She also has Ricky Bobby’s career laid out. She sees him as a goodwill ambassador who will go to schools and nursing homes, comforting patients and educating children about donkeys.

Ricky Bobby was a big hit at the First Baptist Church Crowley, where he met with autistic children last month.

The little guy seldom leaves Johanna Wilson’s side.

“I think donkeys make the best pets,” she said. “You have to love and care for them, and once you do that, they are very devoted to you.”

Feel Good Sunday: Da Vinci, The Chestnut Foal, Always Has A Horse On His Back

Chestnut foal has unique marking which runs up his left shoulder and neck

It looks like an optical illusion but this chestnut foal was born with his own perfect white shadow.

The unique marking is the profile of another horse which runs up his left shoulder and neck.

It then merges seamlessly from white to black into his mane.

Da Vinci

The pattern is such a work of art that the foal’s owners have called him Da Vinci, or Vinny for short.

He was born at the start of May at Fyling Hall riding school at Robin Hood’s Bay, North Yorkshire.

Wendy Bulmer, who runs the riding school, said: ‘I bought his mother at a sale and didn’t know she was in foal [pregnant] so that was a bit of a surprise.

‘I wasn’t very happy at first but he is so friendly and the kids love him.

‘The chestnut horses have irregular patches but they don’t normally make something as recognisable.

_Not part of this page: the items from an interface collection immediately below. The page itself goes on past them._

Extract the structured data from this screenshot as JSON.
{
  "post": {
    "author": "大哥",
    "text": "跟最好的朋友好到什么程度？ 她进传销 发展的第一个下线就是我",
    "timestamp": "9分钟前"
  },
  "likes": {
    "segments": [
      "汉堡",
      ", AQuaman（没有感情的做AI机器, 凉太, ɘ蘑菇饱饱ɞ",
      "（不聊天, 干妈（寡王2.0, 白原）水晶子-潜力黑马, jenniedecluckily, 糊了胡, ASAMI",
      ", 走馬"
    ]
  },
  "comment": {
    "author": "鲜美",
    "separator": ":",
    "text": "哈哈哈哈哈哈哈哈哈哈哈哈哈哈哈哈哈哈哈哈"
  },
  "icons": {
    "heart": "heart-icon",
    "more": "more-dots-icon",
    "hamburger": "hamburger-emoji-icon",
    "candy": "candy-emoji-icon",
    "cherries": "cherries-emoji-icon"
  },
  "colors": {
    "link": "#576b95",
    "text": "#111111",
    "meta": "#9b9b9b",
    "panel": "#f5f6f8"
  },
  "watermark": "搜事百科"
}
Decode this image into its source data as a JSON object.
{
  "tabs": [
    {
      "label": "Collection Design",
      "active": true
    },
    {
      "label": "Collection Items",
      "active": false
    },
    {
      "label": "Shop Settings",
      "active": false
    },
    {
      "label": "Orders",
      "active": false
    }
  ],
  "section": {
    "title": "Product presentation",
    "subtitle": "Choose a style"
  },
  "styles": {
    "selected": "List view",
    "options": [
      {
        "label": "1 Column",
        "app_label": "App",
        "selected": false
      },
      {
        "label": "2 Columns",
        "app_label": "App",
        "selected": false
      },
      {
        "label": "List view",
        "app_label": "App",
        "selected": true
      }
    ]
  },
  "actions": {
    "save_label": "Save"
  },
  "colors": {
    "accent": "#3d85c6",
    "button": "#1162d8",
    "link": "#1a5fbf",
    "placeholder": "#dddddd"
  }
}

‘He’s even got a little white heart shape on his bottom as well.’